So often, I go in search of one type of picture and end up finding something completely different.
I drove to Elgol to shoot the beach with the mountains beyond but found the light disappointing.
As I left the village this deserted cottage caught my eye and I pulled in to take a look.
The ancient black and white television and the few remaining possessions scattered around the tiny dwelling told their own poignant tale.
It is very easy to be carried away by the romance of such remote communities as we drive about in the landscape.
Of course for the people living in such places life can be very hard and perhaps even lonely.
I don’t know the true story of the person that lived here or indeed how they came to leave this place but I think the impression this ruin left me with will stay with me for a long time.
The pictures I took from this point on the island all seemed to stem from the sense of desolation that I found in this place.

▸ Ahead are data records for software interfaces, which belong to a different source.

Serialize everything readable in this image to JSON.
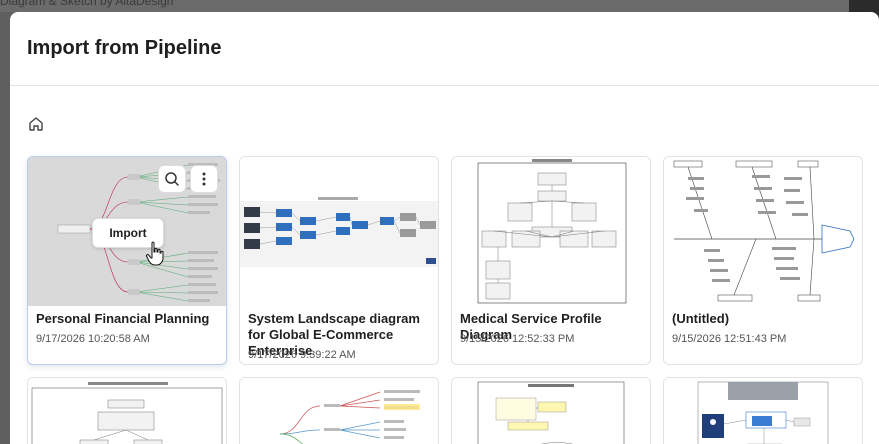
{
  "backdrop_text": "Diagram & Sketch by AltaDesign",
  "modal": {
    "title": "Import from Pipeline"
  },
  "breadcrumb": {
    "home_icon": "home-icon"
  },
  "cards": [
    {
      "title": "Personal Financial Planning",
      "date": "9/17/2026 10:20:58 AM",
      "hovered": true
    },
    {
      "title": "System Landscape diagram for Global E-Commerce Enterprise",
      "date": "9/17/2026 9:39:22 AM"
    },
    {
      "title": "Medical Service Profile Diagram",
      "date": "9/15/2026 12:52:33 PM"
    },
    {
      "title": "(Untitled)",
      "date": "9/15/2026 12:51:43 PM"
    }
  ],
  "card_actions": {
    "import_label": "Import",
    "search_icon": "search-icon",
    "more_icon": "more-vertical-icon"
  }
}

Everywhere I looked I seemed to find ruins and abandonment which in fairness, does not reflect the real character of this land.
In many ways, some too difficult to describe, Skye reminded me more of Scandinavia than Britain. It is something about peoples relationship with the landscape which I cannot quite put my thumb upon.
I took this trip to Skye in advance of a few days work in Edinburgh that I normally get at this time of year.
I had intended to do so last year but ended up cut off by snow crossing Rannock Moor.
Today the weather seemed against me again. Although it was dry which is of course a great mercy, the clouds were low and flat which creates rather uninspiring light at best.
My usual approach to such conditions is to treat it as reconnaissance time, scouting out new locations in case the light improves.
I found myself searching out lonely spots away from the well trodden ways and sights and that is how I came upon Bornesketaig.
Even the name sounds Scandinavian.
Drawn up on the quay was the remains of what would once have been a lovely little boat. Now sadly neglected probably in favour of some plastic hulled dingy with no soul.
Boats such as this have sailed through the history of this area from the Viking age at least but are fast disappearing from the water as culture is replaced by simple practicality.
Some day, weatherly craft such as this may only be found in museums and heritage attractions such as the one at Kilmuir, which is well worth a visit if you’re in the area.
It was here that I found the last picture of this trip before the weather turned damp and drizzly.
This image formed the basis of another interpretation using other techniques I have been experimenting with to produce a more artistic rendition of certain scenes.
You may see more of this kind of thing in the future if I get a feel for it.
My last shot before leaving the island was taken at Neist Point where the lighthouse perches on a crag above the sea.
Using the same techniques for a different interpretation.
Travelling next towards my accommodation in Edinburgh, I turned aside briefly to take in the Forth Bridge which they have finally finished painting.
Of course this means we will now have to find another expression for a never ending job but it is certainly fine to see the bridge looking so splendid in the full light of day.